Gillette informed Tooele County Attorney Scott Broadhead of Anderson’s allegations. Broadhead brought in Tooele County Sheriff Paul Wimmer to conduct an investigation because, according to state code, it is a class A misdemeanor for a person to sign a verification statement on a packet if they did not witness the signatures contained in that packet.
State code also states that the county clerk cannot certify a signature in a referendum packet if the signature was not witnessed and verified as specified in state code.
“The investigation showed there were more problems than just the verfiers signing for signatures they had not witnessed,” wrote Gillette. “Signers of the petition stated that they had signed individual pages of the petition with persons other than the verifier.”
In a legal opinion prepared for Gillette by Broadhead, after the sheriff’s investigation, Broadhead stated that deputies contacted people whose name appeared on the referendum packets that they knew, either personally or professionally.
In one case an employee at the Tooele County Detention Center was interviewed. The employee stated that he was given a signature page, which he took to work where it was signed by nine jail employees. The employee returned the signature page to the person who gave it to him.
The signature page that bears the signature of the nine jail employees appears in a packet that was verified not by the person who gathered and witnessed the signatures, but by one of the petition sponsors.
In another incident, investigators talked to an individual who took a referendum packet to their gym and obtained five signatures, but the person who witnessed the signatures did not sign the verification statement for those signatures.
A Utah Highway Patrol trooper told deputies that he signed a referendum packet while standing outside a fireworks stand. The person who verified his signature was not present when he signed the packet, according to the trooper.
“With a limited investigation due to time constraints, the investigators determined that no fewer than 20 signatures, and possibly as many as 27 signatures, were not properly witnessed and verified,” wrote Broadhead in his opinion.
In his opinion, Broadhead stated that the improper verification of referendum signatures “was a pattern of behavior and it is likely that further investigation would uncover many more signatures that were improperly witnessed.”
Enough improperly verified signatures were found during the investigation to declare the referendum signatures to be insufficient, according to Broadhead.
“As county officers and members of the executive branch of government, it is our duty to apply the law as it is written,” wrote Broadhead. “The judicial branch of government has the authority to review the statutes and determine whether the verification of signatures is a necessary element of the referendum process.”
If a county clerk determines the number of signatures for a referendum to be insufficient, any one of the referendum sponsors may demand a recount of the signatures to be completed in the presence of a sponsor, according to state law.

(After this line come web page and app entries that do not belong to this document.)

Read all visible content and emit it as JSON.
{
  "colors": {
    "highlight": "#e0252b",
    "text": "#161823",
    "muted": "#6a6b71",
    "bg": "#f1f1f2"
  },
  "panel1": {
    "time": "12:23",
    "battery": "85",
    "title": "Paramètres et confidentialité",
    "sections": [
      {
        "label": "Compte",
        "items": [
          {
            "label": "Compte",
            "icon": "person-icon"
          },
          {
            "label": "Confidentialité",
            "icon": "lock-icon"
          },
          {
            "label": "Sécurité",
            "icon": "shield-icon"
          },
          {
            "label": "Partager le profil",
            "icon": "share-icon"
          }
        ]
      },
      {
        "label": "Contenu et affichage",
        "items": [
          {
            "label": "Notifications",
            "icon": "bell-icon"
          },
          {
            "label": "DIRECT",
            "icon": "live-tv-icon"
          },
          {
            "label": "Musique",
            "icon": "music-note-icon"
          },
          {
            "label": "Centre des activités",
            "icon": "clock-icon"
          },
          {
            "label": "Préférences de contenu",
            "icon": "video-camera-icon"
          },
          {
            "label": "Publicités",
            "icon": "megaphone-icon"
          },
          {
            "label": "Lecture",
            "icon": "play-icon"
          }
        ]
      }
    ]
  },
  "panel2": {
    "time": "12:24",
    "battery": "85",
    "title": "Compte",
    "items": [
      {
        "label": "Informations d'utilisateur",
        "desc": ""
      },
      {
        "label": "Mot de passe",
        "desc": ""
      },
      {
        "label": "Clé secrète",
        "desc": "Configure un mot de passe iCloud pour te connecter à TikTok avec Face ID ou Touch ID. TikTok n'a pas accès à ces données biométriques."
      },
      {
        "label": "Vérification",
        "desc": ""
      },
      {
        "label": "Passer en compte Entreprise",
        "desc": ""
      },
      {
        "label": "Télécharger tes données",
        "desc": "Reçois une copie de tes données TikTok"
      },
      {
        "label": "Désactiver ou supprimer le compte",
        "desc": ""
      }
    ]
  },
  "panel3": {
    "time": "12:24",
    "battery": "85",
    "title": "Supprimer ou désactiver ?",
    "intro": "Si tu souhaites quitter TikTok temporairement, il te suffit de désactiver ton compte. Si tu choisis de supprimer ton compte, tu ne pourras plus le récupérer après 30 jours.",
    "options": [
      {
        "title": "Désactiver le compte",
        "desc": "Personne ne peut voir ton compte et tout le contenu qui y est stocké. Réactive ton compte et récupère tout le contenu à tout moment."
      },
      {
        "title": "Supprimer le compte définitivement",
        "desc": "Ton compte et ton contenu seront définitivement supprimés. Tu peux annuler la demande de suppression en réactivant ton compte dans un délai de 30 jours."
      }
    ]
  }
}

State law also allows any voter may apply to the state Supreme Court to compel a county clerk to accept and file a referendum that has been refused by the clerk.
Erin Giles, a referendum petition sponsor, declined to comment on the referendum’s status, pending a consultation with her attorney.